Living my life as authentically as I can.


I write about what I see, feel, live and you are welcome to share the experience as I share them.

My Response to “The Fall of Batgirl & The Financial Cost of Political Correctness”

My Response to “The Fall of Batgirl & The Financial Cost of Political Correctness”

****Every once in a while I read something that kind of gets my hackles up. Today is one of those days. Women in Comics NYC Collective International posted an essay written about the Batgirl cover from last year that sparked conversation when DC opted to change the cover at the last minute. As I don’t want to drive traffic to the author’s page, here is the link to the essay reposted on Women in Comics NYC Collective International Facebook page. My response is below. ****

I don’t know why I’m responding to this. People who use the phrase “political correctness” are often the most bigoted, irresponsible, and intellectually lazy people ever. Many times they are people high up in the social hierarchy and feel that respecting people who don’t share their social, racial, economic, able-bodied privilege shouldn’t have a voice in anything.

These are the “go make your own but don’t expect to have access to anything we have when you do it” folks who then go out of their way to trash what you build because how dare you create something that isn’t for them without their input. These are the “you’re being divisive even though we told you to go away” folks.

So, here we have a group of people who voiced their opinion and DC Comics listened and chose to make a change. That’s amazing and awesome.

Now, can we draw the conclusion that this choice cost DC Comics money? Yes, because the cost of changing the cover in the 11th hour cost them money. Can we say that the readers were lost because of this change? It’s possible. People are vindictive and will protest by refusing to purchase a comic that chose to respect some of its readership. People protest artists for expressing themselves all the time. We’re seeing it now with Beyoncé for daring to express pride in her Blackness.

This all comes down to choice. And the post’s author is basically saying that the vocal majority should always get what they want. Because money.

It has nothing to do with “political correctness.” It has to do with choice. People, artists, companies can choose to listen to large groups of their fans or small groups of their fans. It’s just interesting that when they choose to listen to small groups of their fans, suddenly it’s a violation of free speech of political correctness run amok. People are so used to the bottom line being the only voice heard that they forget that at some point, ethics, morality, and humanity are a part of art, too. Many times, it’s the unfinanced part, sadly.
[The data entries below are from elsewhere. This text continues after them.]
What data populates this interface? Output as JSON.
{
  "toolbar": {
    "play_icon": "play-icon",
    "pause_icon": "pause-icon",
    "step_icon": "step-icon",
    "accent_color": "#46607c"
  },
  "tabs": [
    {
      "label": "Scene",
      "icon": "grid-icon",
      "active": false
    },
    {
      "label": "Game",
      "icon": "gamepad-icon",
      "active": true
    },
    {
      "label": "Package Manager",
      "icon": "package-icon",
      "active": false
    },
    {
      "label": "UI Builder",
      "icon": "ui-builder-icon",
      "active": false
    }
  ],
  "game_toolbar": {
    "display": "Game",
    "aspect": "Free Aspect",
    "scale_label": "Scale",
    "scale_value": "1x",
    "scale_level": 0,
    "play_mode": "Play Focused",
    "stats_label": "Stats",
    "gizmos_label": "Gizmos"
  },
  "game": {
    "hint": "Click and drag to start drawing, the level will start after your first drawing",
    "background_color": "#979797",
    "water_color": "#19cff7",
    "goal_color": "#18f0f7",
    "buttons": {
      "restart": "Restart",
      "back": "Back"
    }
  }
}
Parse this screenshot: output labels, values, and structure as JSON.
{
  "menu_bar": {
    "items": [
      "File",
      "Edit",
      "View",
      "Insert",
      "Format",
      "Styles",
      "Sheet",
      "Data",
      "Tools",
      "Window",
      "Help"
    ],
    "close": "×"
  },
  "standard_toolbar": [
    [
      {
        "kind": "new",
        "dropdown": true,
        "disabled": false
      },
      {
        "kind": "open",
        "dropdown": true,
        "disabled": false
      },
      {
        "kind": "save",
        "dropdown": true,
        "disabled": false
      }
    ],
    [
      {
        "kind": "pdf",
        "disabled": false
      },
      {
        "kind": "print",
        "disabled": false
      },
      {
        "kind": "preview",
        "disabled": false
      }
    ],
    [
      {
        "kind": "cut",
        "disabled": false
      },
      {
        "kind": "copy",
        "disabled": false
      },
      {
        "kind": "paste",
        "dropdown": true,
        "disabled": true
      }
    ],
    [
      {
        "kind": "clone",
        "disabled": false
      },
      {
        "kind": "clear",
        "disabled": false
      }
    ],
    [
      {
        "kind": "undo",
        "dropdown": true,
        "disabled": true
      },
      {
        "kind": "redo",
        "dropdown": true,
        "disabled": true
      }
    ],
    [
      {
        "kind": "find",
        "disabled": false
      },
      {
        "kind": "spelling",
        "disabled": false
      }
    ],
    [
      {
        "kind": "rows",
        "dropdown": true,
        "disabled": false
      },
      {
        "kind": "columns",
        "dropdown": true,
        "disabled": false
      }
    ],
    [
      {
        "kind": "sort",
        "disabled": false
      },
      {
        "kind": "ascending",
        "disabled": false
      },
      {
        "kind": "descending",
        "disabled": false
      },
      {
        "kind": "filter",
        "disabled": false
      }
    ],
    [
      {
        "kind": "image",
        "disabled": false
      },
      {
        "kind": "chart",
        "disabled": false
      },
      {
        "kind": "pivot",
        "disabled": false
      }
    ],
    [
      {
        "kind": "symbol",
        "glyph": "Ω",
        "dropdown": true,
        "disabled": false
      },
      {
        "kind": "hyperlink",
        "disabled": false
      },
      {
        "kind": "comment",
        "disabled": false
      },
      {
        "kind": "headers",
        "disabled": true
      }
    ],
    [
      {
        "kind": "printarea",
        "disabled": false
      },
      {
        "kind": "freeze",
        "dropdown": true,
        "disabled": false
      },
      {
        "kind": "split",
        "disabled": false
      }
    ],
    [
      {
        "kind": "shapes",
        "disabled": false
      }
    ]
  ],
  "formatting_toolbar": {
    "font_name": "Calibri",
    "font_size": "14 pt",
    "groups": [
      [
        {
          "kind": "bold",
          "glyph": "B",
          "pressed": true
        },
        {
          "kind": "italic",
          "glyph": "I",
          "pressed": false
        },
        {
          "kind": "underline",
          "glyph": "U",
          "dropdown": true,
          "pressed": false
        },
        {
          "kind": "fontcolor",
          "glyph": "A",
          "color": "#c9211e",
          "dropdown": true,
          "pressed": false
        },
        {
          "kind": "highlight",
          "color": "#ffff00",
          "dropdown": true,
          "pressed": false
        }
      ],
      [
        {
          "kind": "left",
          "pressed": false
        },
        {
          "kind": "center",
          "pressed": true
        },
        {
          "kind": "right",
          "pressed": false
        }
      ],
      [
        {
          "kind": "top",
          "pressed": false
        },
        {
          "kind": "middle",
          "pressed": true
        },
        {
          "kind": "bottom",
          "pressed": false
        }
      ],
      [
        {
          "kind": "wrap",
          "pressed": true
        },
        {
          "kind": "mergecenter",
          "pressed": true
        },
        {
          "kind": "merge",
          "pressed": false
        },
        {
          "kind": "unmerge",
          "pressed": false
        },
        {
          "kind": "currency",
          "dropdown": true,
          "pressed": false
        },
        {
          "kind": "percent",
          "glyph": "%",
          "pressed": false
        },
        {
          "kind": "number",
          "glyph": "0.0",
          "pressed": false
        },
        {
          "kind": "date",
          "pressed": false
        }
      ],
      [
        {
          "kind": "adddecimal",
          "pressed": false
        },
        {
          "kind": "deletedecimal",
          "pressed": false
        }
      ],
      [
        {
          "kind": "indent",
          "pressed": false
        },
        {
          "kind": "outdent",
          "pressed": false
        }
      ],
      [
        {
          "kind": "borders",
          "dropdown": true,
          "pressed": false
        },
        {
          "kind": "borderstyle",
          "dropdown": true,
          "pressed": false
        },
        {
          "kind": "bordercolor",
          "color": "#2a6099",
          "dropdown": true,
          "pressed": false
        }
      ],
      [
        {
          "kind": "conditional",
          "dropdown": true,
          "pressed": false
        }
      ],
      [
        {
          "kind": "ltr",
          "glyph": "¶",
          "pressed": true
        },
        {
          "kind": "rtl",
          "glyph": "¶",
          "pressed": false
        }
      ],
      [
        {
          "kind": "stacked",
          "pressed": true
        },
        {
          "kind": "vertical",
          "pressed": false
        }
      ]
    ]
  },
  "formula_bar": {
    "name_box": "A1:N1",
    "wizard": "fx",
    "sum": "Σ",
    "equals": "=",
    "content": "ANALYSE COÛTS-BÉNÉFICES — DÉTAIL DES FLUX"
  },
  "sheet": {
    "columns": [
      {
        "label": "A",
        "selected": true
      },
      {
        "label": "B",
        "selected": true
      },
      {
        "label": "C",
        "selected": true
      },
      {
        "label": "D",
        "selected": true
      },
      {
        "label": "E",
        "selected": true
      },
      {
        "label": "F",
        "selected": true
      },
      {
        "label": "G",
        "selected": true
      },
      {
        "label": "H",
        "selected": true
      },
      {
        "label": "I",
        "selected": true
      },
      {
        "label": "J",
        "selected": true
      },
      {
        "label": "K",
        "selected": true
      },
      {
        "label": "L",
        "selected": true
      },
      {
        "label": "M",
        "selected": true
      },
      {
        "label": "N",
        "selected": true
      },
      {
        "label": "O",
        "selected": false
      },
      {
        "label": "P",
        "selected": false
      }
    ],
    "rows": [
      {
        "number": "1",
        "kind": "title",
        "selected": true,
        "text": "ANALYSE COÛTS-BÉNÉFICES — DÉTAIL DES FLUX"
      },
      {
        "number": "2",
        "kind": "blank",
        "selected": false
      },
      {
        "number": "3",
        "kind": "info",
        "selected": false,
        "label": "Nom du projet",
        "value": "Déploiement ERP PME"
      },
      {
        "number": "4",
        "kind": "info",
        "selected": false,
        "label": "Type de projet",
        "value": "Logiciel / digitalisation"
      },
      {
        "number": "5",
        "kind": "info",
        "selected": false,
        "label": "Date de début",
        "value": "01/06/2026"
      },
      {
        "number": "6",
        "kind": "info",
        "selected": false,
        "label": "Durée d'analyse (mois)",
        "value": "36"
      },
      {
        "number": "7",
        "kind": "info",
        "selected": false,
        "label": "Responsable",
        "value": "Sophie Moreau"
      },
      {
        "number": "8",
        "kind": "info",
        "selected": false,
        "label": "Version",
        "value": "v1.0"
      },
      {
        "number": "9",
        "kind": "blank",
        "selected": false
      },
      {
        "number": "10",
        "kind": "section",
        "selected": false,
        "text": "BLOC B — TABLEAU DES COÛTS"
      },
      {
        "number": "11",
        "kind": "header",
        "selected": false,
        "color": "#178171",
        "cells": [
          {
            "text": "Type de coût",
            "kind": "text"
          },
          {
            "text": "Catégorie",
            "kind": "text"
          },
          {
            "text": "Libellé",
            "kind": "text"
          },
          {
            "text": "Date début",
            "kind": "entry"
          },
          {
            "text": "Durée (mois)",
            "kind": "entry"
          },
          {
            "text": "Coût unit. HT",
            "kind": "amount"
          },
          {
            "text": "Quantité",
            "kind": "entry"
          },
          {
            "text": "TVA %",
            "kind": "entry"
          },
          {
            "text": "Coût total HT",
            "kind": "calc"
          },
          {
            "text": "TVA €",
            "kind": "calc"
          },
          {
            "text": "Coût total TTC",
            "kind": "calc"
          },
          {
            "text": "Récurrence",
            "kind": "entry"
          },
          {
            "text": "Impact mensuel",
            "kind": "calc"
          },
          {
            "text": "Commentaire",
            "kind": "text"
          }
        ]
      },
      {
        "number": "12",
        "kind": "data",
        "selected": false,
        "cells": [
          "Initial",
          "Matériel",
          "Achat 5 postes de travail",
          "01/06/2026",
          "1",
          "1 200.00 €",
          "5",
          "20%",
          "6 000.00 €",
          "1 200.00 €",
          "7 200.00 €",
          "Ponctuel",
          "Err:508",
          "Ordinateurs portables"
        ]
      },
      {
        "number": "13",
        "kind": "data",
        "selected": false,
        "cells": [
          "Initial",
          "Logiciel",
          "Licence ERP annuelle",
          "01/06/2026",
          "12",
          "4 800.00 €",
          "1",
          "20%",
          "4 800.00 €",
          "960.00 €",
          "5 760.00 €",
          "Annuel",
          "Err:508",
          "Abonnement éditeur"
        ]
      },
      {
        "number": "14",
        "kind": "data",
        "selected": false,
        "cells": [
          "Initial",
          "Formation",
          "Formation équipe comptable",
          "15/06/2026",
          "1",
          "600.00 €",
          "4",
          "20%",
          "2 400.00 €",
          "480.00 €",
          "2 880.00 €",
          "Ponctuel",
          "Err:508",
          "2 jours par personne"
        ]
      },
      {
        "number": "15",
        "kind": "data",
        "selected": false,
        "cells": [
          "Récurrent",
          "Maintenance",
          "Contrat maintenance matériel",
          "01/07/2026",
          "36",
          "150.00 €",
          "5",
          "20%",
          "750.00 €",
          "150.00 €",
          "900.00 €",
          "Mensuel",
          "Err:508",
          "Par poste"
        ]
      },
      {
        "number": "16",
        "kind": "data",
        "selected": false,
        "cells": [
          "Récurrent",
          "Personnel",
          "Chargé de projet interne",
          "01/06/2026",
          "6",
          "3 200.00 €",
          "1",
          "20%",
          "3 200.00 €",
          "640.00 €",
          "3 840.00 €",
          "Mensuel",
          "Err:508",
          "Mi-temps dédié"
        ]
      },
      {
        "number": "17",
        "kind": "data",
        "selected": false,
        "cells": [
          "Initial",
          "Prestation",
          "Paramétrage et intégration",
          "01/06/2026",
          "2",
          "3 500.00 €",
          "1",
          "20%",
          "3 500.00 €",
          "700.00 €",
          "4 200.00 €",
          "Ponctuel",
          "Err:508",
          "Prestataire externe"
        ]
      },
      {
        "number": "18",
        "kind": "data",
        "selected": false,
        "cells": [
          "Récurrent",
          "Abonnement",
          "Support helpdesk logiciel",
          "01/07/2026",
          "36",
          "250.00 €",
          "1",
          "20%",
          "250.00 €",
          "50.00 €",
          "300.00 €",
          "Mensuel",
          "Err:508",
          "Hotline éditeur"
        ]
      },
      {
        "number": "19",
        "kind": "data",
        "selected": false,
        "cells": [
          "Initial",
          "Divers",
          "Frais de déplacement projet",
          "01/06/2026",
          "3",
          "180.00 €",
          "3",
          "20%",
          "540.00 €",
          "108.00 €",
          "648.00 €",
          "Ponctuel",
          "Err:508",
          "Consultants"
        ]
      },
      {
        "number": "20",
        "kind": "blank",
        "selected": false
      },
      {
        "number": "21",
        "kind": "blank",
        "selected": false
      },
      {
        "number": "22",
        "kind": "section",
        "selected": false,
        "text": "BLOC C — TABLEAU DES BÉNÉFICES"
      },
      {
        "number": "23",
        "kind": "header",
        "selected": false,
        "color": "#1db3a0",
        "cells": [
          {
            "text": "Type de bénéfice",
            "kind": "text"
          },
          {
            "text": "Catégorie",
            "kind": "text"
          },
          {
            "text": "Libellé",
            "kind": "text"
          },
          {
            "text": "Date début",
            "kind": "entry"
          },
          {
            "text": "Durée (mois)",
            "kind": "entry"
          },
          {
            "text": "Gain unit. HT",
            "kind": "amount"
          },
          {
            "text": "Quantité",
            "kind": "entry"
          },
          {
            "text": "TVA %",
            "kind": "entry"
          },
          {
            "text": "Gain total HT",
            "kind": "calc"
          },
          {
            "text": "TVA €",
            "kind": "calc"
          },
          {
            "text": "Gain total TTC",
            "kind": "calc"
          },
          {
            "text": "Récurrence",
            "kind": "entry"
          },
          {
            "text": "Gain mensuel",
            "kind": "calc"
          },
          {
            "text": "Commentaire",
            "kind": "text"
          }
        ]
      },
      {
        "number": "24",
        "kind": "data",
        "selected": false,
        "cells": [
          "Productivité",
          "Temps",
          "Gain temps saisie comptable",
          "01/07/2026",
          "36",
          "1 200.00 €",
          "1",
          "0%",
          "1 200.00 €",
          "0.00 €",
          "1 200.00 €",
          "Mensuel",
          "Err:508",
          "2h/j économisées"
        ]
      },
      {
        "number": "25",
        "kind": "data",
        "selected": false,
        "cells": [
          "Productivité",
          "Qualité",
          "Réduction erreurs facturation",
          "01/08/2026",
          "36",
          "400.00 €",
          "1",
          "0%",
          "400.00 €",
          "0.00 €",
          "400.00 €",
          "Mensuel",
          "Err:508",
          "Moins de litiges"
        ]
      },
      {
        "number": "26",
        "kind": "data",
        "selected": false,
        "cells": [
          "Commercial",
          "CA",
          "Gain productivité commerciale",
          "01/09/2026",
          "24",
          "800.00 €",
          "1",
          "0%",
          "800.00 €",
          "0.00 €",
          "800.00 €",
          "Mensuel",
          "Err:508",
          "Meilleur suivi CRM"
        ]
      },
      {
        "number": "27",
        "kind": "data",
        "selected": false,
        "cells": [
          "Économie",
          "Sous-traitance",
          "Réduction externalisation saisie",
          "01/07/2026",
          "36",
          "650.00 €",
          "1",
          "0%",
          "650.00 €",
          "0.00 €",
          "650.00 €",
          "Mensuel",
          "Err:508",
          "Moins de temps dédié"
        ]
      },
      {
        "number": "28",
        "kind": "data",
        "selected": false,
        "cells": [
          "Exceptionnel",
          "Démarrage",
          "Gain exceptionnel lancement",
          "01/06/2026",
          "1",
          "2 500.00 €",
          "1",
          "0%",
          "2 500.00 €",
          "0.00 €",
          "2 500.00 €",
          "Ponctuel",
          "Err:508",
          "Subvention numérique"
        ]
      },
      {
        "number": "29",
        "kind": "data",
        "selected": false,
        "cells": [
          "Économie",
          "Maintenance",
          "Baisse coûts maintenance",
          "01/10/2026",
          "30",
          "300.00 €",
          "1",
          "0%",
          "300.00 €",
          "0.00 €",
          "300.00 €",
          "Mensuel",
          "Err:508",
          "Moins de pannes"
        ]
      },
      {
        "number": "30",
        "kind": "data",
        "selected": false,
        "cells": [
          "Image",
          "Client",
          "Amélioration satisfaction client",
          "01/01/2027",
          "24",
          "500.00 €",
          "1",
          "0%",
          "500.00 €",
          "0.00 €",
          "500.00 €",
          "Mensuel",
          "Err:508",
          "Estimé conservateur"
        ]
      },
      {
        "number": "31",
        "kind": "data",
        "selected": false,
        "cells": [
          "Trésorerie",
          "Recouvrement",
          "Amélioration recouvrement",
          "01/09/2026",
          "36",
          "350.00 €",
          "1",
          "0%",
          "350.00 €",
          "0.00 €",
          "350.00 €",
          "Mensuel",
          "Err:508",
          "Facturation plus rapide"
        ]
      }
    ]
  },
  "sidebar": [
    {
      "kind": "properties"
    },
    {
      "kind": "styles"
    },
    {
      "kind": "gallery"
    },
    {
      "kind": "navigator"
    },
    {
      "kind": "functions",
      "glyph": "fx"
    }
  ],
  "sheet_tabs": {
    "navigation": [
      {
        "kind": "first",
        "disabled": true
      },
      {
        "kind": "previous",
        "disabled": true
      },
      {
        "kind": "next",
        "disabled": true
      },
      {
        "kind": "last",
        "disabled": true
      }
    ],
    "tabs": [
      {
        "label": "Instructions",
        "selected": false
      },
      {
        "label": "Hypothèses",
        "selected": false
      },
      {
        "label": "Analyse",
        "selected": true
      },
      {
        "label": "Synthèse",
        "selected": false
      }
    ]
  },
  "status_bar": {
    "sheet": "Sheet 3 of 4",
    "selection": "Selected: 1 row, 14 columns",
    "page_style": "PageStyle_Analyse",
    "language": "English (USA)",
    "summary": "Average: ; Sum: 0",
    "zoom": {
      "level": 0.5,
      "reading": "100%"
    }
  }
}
All of this is to say that this post isn’t about art. It never was. It’s about maintaining the status quo where those with the money have the power to dictate what is and isn’t seen.

It’s about making an argument against being inclusive.

It’s about ensuring that the white, hetero, cis male perspective continues being the norm and anything else being other.

It’s about shaking a finger at people who stepped outside the box and reminding them of the potential cost.

It’s about that time that DC Comics didn’t choose them.

#29DaysOfBlackCosplay Represent!

#29DaysOfBlackCosplay Represent!

Single for Life

Single for Life